----- SUPPLIED DATA

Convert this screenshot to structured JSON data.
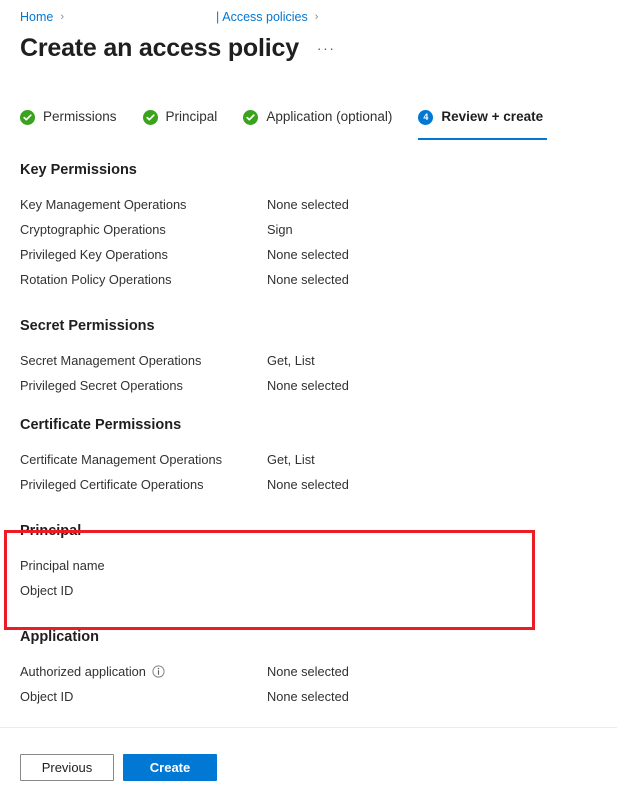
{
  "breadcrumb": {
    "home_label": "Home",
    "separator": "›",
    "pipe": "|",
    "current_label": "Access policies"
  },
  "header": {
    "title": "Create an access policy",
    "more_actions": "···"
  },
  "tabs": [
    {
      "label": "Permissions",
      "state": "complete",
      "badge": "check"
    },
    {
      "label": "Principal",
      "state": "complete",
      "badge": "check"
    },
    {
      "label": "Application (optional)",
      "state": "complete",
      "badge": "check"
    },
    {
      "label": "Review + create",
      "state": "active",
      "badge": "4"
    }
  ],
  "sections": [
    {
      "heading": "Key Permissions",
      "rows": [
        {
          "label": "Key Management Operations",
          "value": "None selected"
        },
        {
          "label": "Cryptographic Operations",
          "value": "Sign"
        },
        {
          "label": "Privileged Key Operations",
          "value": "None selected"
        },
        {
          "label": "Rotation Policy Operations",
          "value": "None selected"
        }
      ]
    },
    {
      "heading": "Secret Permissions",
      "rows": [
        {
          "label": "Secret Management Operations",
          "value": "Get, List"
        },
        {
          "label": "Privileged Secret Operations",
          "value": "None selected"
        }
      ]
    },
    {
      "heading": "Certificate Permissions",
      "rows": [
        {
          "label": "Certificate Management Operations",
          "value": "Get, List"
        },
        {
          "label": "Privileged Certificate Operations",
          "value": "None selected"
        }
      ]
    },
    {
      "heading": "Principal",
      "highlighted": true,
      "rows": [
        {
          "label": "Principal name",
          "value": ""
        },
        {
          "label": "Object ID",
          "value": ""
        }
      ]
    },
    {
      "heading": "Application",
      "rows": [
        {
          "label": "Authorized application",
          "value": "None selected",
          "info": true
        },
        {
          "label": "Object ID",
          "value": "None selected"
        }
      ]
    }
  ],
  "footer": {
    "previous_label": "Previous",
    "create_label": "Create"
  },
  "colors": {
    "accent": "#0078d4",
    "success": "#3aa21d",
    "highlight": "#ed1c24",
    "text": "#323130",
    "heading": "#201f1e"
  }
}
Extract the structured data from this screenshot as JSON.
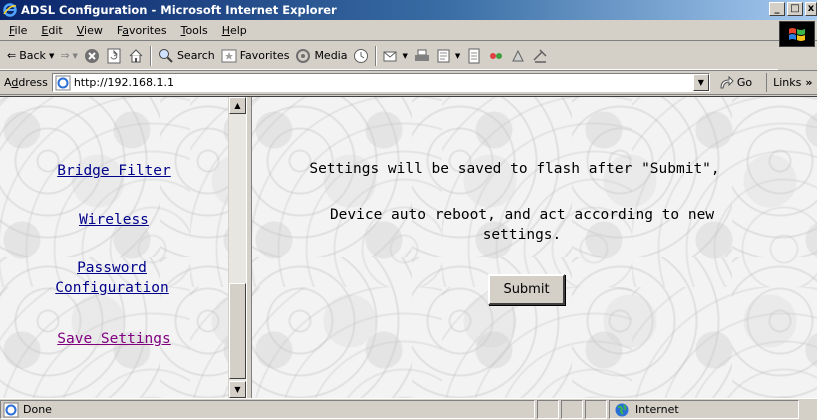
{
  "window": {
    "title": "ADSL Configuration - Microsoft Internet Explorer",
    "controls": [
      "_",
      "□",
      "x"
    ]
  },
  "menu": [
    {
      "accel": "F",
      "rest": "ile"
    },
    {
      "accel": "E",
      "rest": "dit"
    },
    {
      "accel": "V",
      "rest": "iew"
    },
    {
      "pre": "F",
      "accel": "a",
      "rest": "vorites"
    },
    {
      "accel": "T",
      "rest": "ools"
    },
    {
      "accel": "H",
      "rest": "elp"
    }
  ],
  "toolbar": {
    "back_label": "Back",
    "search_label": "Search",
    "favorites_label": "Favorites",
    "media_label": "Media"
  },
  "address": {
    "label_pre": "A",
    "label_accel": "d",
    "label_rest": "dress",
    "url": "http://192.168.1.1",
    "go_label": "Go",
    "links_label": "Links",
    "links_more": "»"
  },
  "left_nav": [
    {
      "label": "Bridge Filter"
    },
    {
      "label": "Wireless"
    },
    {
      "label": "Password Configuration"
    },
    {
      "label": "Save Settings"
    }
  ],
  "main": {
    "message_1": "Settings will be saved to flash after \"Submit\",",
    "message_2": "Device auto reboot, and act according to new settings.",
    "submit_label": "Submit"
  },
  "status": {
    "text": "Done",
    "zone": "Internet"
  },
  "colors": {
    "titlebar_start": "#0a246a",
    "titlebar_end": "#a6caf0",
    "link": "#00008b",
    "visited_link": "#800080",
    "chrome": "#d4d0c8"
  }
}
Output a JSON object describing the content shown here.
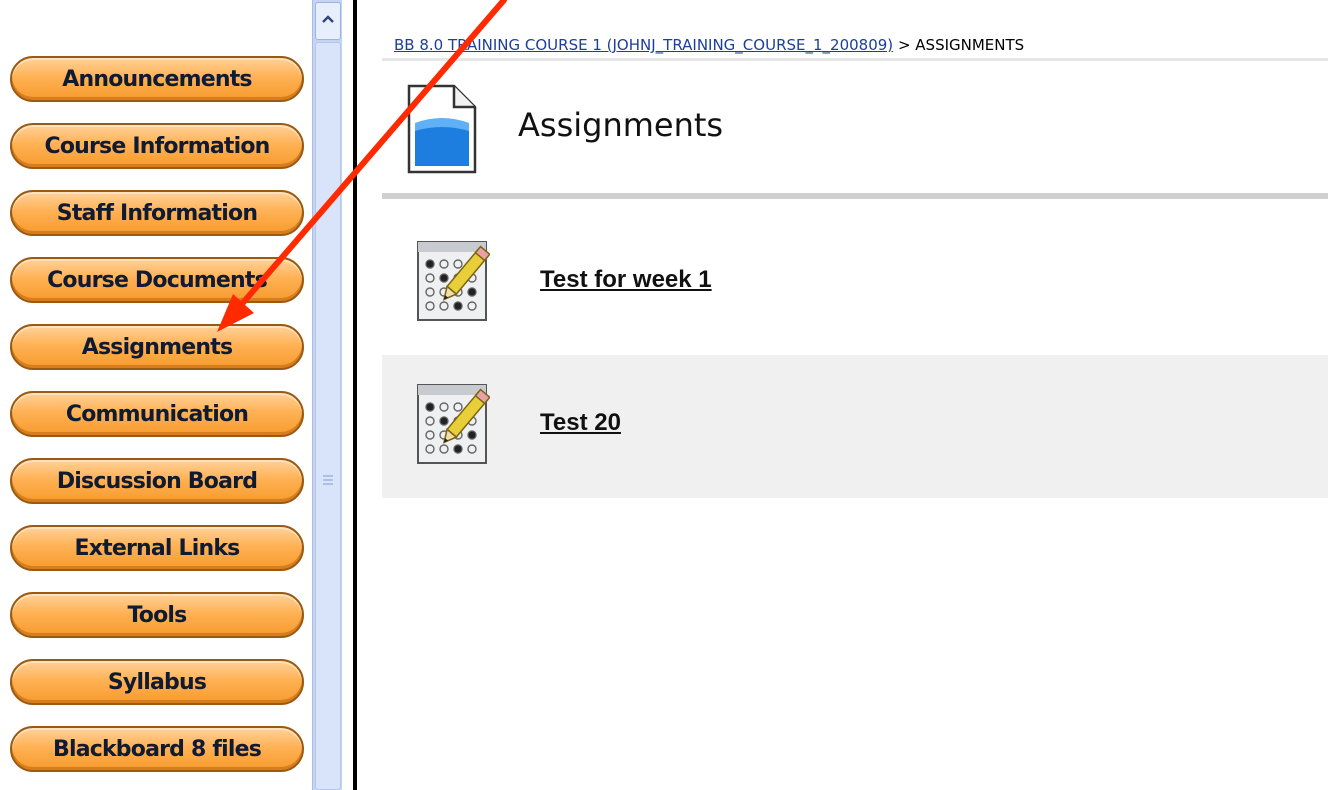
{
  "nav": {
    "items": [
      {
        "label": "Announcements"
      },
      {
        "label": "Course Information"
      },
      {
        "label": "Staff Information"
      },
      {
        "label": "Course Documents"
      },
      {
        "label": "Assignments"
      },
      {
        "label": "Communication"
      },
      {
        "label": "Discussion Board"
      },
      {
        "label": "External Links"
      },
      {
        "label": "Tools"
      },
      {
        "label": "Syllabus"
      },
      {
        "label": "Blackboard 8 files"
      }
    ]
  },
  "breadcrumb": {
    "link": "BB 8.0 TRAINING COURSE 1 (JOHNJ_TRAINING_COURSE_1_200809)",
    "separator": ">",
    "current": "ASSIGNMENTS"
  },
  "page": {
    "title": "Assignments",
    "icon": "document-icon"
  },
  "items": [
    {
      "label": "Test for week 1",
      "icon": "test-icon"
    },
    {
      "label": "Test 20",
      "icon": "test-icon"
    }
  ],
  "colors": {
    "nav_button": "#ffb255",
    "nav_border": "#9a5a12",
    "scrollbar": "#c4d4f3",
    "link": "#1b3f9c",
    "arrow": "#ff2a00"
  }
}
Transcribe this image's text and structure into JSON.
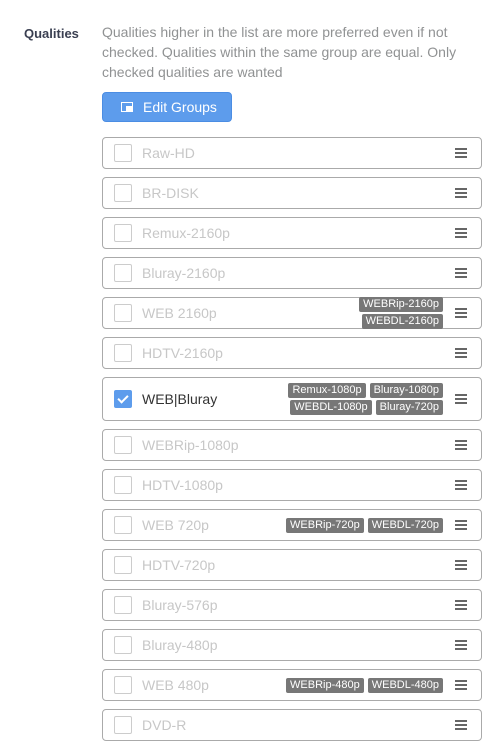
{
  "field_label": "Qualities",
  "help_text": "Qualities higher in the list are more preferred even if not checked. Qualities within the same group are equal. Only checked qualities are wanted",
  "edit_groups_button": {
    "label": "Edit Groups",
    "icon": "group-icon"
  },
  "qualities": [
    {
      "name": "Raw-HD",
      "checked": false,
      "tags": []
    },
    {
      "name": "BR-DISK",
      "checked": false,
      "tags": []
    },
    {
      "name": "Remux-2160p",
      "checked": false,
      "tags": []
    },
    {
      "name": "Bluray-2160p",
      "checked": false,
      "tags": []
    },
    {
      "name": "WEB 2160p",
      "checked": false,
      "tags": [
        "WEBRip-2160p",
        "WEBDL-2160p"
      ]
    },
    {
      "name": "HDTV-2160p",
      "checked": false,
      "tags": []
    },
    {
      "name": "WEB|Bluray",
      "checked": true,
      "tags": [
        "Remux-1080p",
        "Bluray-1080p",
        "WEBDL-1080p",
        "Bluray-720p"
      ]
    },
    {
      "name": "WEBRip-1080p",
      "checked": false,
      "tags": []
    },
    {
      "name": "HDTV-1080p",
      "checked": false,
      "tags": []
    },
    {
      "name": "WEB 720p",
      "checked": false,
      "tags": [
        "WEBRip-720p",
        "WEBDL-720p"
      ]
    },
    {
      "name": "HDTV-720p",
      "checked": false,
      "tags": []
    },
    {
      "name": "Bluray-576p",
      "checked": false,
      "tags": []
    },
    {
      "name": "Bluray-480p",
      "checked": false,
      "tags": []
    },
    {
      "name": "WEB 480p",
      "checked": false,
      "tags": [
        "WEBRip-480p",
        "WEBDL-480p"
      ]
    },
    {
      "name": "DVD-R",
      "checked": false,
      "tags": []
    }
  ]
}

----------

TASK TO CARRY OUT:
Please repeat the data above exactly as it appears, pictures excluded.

WRITTEN ANSWER:
Convert this screenshot to structured JSON data.
{
  "breadcrumb": {
    "home_label": "Home",
    "separator": "›",
    "pipe": "|",
    "current_label": "Access policies"
  },
  "header": {
    "title": "Create an access policy",
    "more_actions": "···"
  },
  "tabs": [
    {
      "label": "Permissions",
      "state": "complete",
      "badge": "check"
    },
    {
      "label": "Principal",
      "state": "complete",
      "badge": "check"
    },
    {
      "label": "Application (optional)",
      "state": "complete",
      "badge": "check"
    },
    {
      "label": "Review + create",
      "state": "active",
      "badge": "4"
    }
  ],
  "sections": [
    {
      "heading": "Key Permissions",
      "rows": [
        {
          "label": "Key Management Operations",
          "value": "None selected"
        },
        {
          "label": "Cryptographic Operations",
          "value": "Sign"
        },
        {
          "label": "Privileged Key Operations",
          "value": "None selected"
        },
        {
          "label": "Rotation Policy Operations",
          "value": "None selected"
        }
      ]
    },
    {
      "heading": "Secret Permissions",
      "rows": [
        {
          "label": "Secret Management Operations",
          "value": "Get, List"
        },
        {
          "label": "Privileged Secret Operations",
          "value": "None selected"
        }
      ]
    },
    {
      "heading": "Certificate Permissions",
      "rows": [
        {
          "label": "Certificate Management Operations",
          "value": "Get, List"
        },
        {
          "label": "Privileged Certificate Operations",
          "value": "None selected"
        }
      ]
    },
    {
      "heading": "Principal",
      "highlighted": true,
      "rows": [
        {
          "label": "Principal name",
          "value": ""
        },
        {
          "label": "Object ID",
          "value": ""
        }
      ]
    },
    {
      "heading": "Application",
      "rows": [
        {
          "label": "Authorized application",
          "value": "None selected",
          "info": true
        },
        {
          "label": "Object ID",
          "value": "None selected"
        }
      ]
    }
  ],
  "footer": {
    "previous_label": "Previous",
    "create_label": "Create"
  },
  "colors": {
    "accent": "#0078d4",
    "success": "#3aa21d",
    "highlight": "#ed1c24",
    "text": "#323130",
    "heading": "#201f1e"
  }
}
Extract the structured data from this screenshot as JSON.
{
  "window": {
    "title": "ADSL Configuration - Microsoft Internet Explorer",
    "controls": [
      "_",
      "□",
      "x"
    ]
  },
  "menu": [
    {
      "accel": "F",
      "rest": "ile"
    },
    {
      "accel": "E",
      "rest": "dit"
    },
    {
      "accel": "V",
      "rest": "iew"
    },
    {
      "pre": "F",
      "accel": "a",
      "rest": "vorites"
    },
    {
      "accel": "T",
      "rest": "ools"
    },
    {
      "accel": "H",
      "rest": "elp"
    }
  ],
  "toolbar": {
    "back_label": "Back",
    "search_label": "Search",
    "favorites_label": "Favorites",
    "media_label": "Media"
  },
  "address": {
    "label_pre": "A",
    "label_accel": "d",
    "label_rest": "dress",
    "url": "http://192.168.1.1",
    "go_label": "Go",
    "links_label": "Links",
    "links_more": "»"
  },
  "left_nav": [
    {
      "label": "Bridge Filter"
    },
    {
      "label": "Wireless"
    },
    {
      "label": "Password Configuration"
    },
    {
      "label": "Save Settings"
    }
  ],
  "main": {
    "message_1": "Settings will be saved to flash after \"Submit\",",
    "message_2": "Device auto reboot, and act according to new settings.",
    "submit_label": "Submit"
  },
  "status": {
    "text": "Done",
    "zone": "Internet"
  },
  "colors": {
    "titlebar_start": "#0a246a",
    "titlebar_end": "#a6caf0",
    "link": "#00008b",
    "visited_link": "#800080",
    "chrome": "#d4d0c8"
  }
}
Output a JSON object describing the content shown here.
{
  "nav": {
    "items": [
      {
        "label": "Announcements"
      },
      {
        "label": "Course Information"
      },
      {
        "label": "Staff Information"
      },
      {
        "label": "Course Documents"
      },
      {
        "label": "Assignments"
      },
      {
        "label": "Communication"
      },
      {
        "label": "Discussion Board"
      },
      {
        "label": "External Links"
      },
      {
        "label": "Tools"
      },
      {
        "label": "Syllabus"
      },
      {
        "label": "Blackboard 8 files"
      }
    ]
  },
  "breadcrumb": {
    "link": "BB 8.0 TRAINING COURSE 1 (JOHNJ_TRAINING_COURSE_1_200809)",
    "separator": ">",
    "current": "ASSIGNMENTS"
  },
  "page": {
    "title": "Assignments",
    "icon": "document-icon"
  },
  "items": [
    {
      "label": "Test for week 1",
      "icon": "test-icon"
    },
    {
      "label": "Test 20",
      "icon": "test-icon"
    }
  ],
  "colors": {
    "nav_button": "#ffb255",
    "nav_border": "#9a5a12",
    "scrollbar": "#c4d4f3",
    "link": "#1b3f9c",
    "arrow": "#ff2a00"
  }
}
Transcribe this image's text and structure into JSON.
{
  "field_label": "Qualities",
  "help_text": "Qualities higher in the list are more preferred even if not checked. Qualities within the same group are equal. Only checked qualities are wanted",
  "edit_groups_button": {
    "label": "Edit Groups",
    "icon": "group-icon"
  },
  "qualities": [
    {
      "name": "Raw-HD",
      "checked": false,
      "tags": []
    },
    {
      "name": "BR-DISK",
      "checked": false,
      "tags": []
    },
    {
      "name": "Remux-2160p",
      "checked": false,
      "tags": []
    },
    {
      "name": "Bluray-2160p",
      "checked": false,
      "tags": []
    },
    {
      "name": "WEB 2160p",
      "checked": false,
      "tags": [
        "WEBRip-2160p",
        "WEBDL-2160p"
      ]
    },
    {
      "name": "HDTV-2160p",
      "checked": false,
      "tags": []
    },
    {
      "name": "WEB|Bluray",
      "checked": true,
      "tags": [
        "Remux-1080p",
        "Bluray-1080p",
        "WEBDL-1080p",
        "Bluray-720p"
      ]
    },
    {
      "name": "WEBRip-1080p",
      "checked": false,
      "tags": []
    },
    {
      "name": "HDTV-1080p",
      "checked": false,
      "tags": []
    },
    {
      "name": "WEB 720p",
      "checked": false,
      "tags": [
        "WEBRip-720p",
        "WEBDL-720p"
      ]
    },
    {
      "name": "HDTV-720p",
      "checked": false,
      "tags": []
    },
    {
      "name": "Bluray-576p",
      "checked": false,
      "tags": []
    },
    {
      "name": "Bluray-480p",
      "checked": false,
      "tags": []
    },
    {
      "name": "WEB 480p",
      "checked": false,
      "tags": [
        "WEBRip-480p",
        "WEBDL-480p"
      ]
    },
    {
      "name": "DVD-R",
      "checked": false,
      "tags": []
    }
  ]
}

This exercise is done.